[App and web page records]

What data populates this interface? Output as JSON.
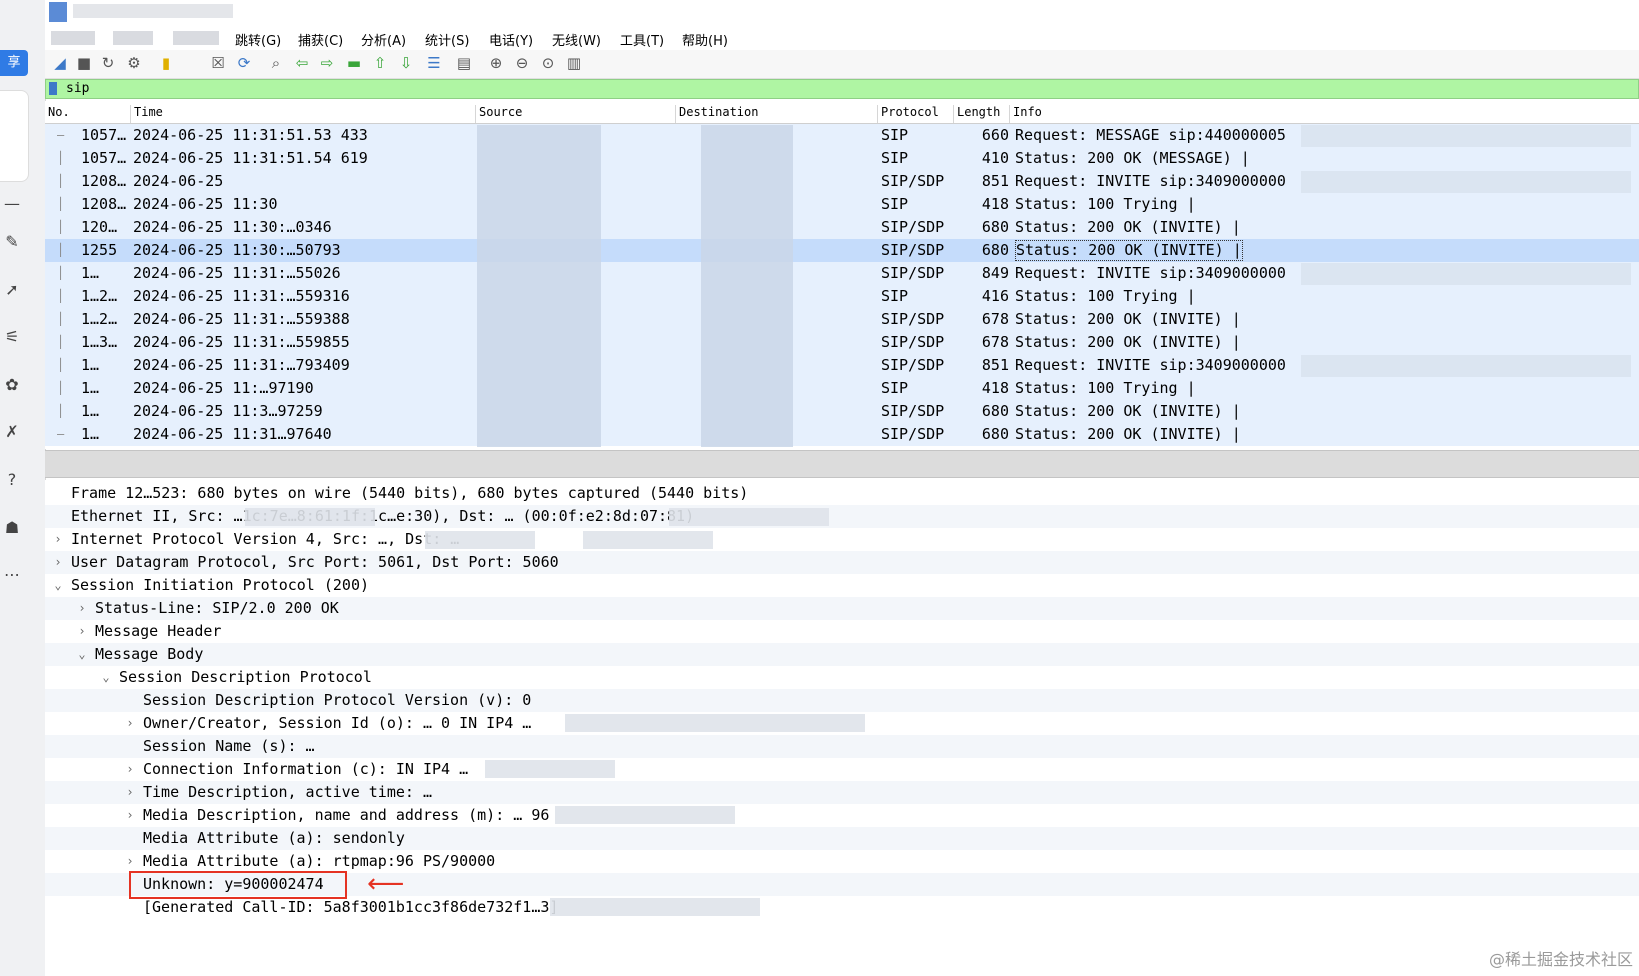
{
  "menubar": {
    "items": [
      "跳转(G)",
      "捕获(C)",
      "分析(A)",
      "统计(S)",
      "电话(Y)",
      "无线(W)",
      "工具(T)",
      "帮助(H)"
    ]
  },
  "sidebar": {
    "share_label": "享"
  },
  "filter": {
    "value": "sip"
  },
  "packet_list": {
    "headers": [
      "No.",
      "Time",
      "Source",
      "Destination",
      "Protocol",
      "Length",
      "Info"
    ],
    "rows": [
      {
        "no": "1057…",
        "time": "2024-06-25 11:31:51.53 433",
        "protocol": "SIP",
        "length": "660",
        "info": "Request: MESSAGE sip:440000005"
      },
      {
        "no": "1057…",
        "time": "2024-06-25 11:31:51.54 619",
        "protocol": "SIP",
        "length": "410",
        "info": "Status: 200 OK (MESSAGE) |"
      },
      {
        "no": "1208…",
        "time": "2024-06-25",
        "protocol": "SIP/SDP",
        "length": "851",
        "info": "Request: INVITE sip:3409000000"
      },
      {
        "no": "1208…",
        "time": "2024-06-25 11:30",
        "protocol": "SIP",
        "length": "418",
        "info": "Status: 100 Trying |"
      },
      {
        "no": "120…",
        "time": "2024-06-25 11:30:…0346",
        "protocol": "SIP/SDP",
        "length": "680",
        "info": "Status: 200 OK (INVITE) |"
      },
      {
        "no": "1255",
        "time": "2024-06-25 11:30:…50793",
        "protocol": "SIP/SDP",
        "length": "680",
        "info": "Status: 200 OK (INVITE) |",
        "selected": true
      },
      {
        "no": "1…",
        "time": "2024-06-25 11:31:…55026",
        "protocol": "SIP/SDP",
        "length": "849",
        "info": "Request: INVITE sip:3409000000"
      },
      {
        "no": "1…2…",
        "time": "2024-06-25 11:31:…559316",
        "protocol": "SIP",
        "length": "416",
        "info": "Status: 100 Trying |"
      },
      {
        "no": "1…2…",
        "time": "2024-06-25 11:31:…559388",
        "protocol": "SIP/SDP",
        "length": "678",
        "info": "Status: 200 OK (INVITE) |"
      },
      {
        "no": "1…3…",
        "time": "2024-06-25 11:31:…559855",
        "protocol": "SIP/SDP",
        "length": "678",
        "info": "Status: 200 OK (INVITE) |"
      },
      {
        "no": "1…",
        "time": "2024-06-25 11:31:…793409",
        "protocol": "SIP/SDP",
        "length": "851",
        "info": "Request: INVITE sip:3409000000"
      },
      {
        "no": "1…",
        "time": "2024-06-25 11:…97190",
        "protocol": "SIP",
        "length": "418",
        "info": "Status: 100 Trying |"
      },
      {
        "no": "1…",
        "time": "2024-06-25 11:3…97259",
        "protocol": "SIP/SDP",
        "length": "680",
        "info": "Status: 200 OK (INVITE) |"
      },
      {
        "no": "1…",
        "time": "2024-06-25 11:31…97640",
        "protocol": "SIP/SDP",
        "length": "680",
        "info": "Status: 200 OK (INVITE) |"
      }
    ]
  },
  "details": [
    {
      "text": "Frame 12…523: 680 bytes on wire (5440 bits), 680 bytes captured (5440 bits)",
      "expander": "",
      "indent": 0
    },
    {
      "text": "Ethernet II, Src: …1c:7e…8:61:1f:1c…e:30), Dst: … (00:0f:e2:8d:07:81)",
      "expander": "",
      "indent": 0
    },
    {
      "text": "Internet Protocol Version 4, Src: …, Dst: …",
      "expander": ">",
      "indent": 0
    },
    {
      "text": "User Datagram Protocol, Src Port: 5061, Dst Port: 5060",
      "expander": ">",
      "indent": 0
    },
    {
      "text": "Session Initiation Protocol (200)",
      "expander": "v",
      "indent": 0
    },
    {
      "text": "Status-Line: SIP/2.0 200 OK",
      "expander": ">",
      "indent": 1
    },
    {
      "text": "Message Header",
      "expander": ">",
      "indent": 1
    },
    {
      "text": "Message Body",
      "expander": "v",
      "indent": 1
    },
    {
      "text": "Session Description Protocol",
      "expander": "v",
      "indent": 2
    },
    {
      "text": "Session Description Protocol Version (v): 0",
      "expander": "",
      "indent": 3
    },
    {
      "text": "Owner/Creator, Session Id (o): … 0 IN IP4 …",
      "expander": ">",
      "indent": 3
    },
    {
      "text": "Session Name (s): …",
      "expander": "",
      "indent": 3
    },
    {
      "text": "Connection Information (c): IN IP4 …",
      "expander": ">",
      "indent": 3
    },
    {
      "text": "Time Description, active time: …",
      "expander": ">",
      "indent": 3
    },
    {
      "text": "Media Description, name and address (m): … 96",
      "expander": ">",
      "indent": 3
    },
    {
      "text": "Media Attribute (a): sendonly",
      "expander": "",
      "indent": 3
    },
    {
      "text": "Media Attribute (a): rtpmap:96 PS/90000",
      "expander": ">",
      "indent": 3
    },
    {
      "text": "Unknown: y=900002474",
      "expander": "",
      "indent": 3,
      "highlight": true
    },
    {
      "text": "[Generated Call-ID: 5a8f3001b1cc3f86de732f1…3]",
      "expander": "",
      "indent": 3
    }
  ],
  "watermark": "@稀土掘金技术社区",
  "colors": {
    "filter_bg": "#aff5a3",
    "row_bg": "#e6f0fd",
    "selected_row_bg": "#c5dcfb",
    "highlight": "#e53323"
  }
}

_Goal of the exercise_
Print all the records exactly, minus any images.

_Answer to this exercise_
What data populates this interface? Output as JSON.
{
  "menubar": {
    "items": [
      "跳转(G)",
      "捕获(C)",
      "分析(A)",
      "统计(S)",
      "电话(Y)",
      "无线(W)",
      "工具(T)",
      "帮助(H)"
    ]
  },
  "sidebar": {
    "share_label": "享"
  },
  "filter": {
    "value": "sip"
  },
  "packet_list": {
    "headers": [
      "No.",
      "Time",
      "Source",
      "Destination",
      "Protocol",
      "Length",
      "Info"
    ],
    "rows": [
      {
        "no": "1057…",
        "time": "2024-06-25 11:31:51.53 433",
        "protocol": "SIP",
        "length": "660",
        "info": "Request: MESSAGE sip:440000005"
      },
      {
        "no": "1057…",
        "time": "2024-06-25 11:31:51.54 619",
        "protocol": "SIP",
        "length": "410",
        "info": "Status: 200 OK (MESSAGE) |"
      },
      {
        "no": "1208…",
        "time": "2024-06-25",
        "protocol": "SIP/SDP",
        "length": "851",
        "info": "Request: INVITE sip:3409000000"
      },
      {
        "no": "1208…",
        "time": "2024-06-25 11:30",
        "protocol": "SIP",
        "length": "418",
        "info": "Status: 100 Trying |"
      },
      {
        "no": "120…",
        "time": "2024-06-25 11:30:…0346",
        "protocol": "SIP/SDP",
        "length": "680",
        "info": "Status: 200 OK (INVITE) |"
      },
      {
        "no": "1255",
        "time": "2024-06-25 11:30:…50793",
        "protocol": "SIP/SDP",
        "length": "680",
        "info": "Status: 200 OK (INVITE) |",
        "selected": true
      },
      {
        "no": "1…",
        "time": "2024-06-25 11:31:…55026",
        "protocol": "SIP/SDP",
        "length": "849",
        "info": "Request: INVITE sip:3409000000"
      },
      {
        "no": "1…2…",
        "time": "2024-06-25 11:31:…559316",
        "protocol": "SIP",
        "length": "416",
        "info": "Status: 100 Trying |"
      },
      {
        "no": "1…2…",
        "time": "2024-06-25 11:31:…559388",
        "protocol": "SIP/SDP",
        "length": "678",
        "info": "Status: 200 OK (INVITE) |"
      },
      {
        "no": "1…3…",
        "time": "2024-06-25 11:31:…559855",
        "protocol": "SIP/SDP",
        "length": "678",
        "info": "Status: 200 OK (INVITE) |"
      },
      {
        "no": "1…",
        "time": "2024-06-25 11:31:…793409",
        "protocol": "SIP/SDP",
        "length": "851",
        "info": "Request: INVITE sip:3409000000"
      },
      {
        "no": "1…",
        "time": "2024-06-25 11:…97190",
        "protocol": "SIP",
        "length": "418",
        "info": "Status: 100 Trying |"
      },
      {
        "no": "1…",
        "time": "2024-06-25 11:3…97259",
        "protocol": "SIP/SDP",
        "length": "680",
        "info": "Status: 200 OK (INVITE) |"
      },
      {
        "no": "1…",
        "time": "2024-06-25 11:31…97640",
        "protocol": "SIP/SDP",
        "length": "680",
        "info": "Status: 200 OK (INVITE) |"
      }
    ]
  },
  "details": [
    {
      "text": "Frame 12…523: 680 bytes on wire (5440 bits), 680 bytes captured (5440 bits)",
      "expander": "",
      "indent": 0
    },
    {
      "text": "Ethernet II, Src: …1c:7e…8:61:1f:1c…e:30), Dst: … (00:0f:e2:8d:07:81)",
      "expander": "",
      "indent": 0
    },
    {
      "text": "Internet Protocol Version 4, Src: …, Dst: …",
      "expander": ">",
      "indent": 0
    },
    {
      "text": "User Datagram Protocol, Src Port: 5061, Dst Port: 5060",
      "expander": ">",
      "indent": 0
    },
    {
      "text": "Session Initiation Protocol (200)",
      "expander": "v",
      "indent": 0
    },
    {
      "text": "Status-Line: SIP/2.0 200 OK",
      "expander": ">",
      "indent": 1
    },
    {
      "text": "Message Header",
      "expander": ">",
      "indent": 1
    },
    {
      "text": "Message Body",
      "expander": "v",
      "indent": 1
    },
    {
      "text": "Session Description Protocol",
      "expander": "v",
      "indent": 2
    },
    {
      "text": "Session Description Protocol Version (v): 0",
      "expander": "",
      "indent": 3
    },
    {
      "text": "Owner/Creator, Session Id (o): … 0 IN IP4 …",
      "expander": ">",
      "indent": 3
    },
    {
      "text": "Session Name (s): …",
      "expander": "",
      "indent": 3
    },
    {
      "text": "Connection Information (c): IN IP4 …",
      "expander": ">",
      "indent": 3
    },
    {
      "text": "Time Description, active time: …",
      "expander": ">",
      "indent": 3
    },
    {
      "text": "Media Description, name and address (m): … 96",
      "expander": ">",
      "indent": 3
    },
    {
      "text": "Media Attribute (a): sendonly",
      "expander": "",
      "indent": 3
    },
    {
      "text": "Media Attribute (a): rtpmap:96 PS/90000",
      "expander": ">",
      "indent": 3
    },
    {
      "text": "Unknown: y=900002474",
      "expander": "",
      "indent": 3,
      "highlight": true
    },
    {
      "text": "[Generated Call-ID: 5a8f3001b1cc3f86de732f1…3]",
      "expander": "",
      "indent": 3
    }
  ],
  "watermark": "@稀土掘金技术社区",
  "colors": {
    "filter_bg": "#aff5a3",
    "row_bg": "#e6f0fd",
    "selected_row_bg": "#c5dcfb",
    "highlight": "#e53323"
  }
}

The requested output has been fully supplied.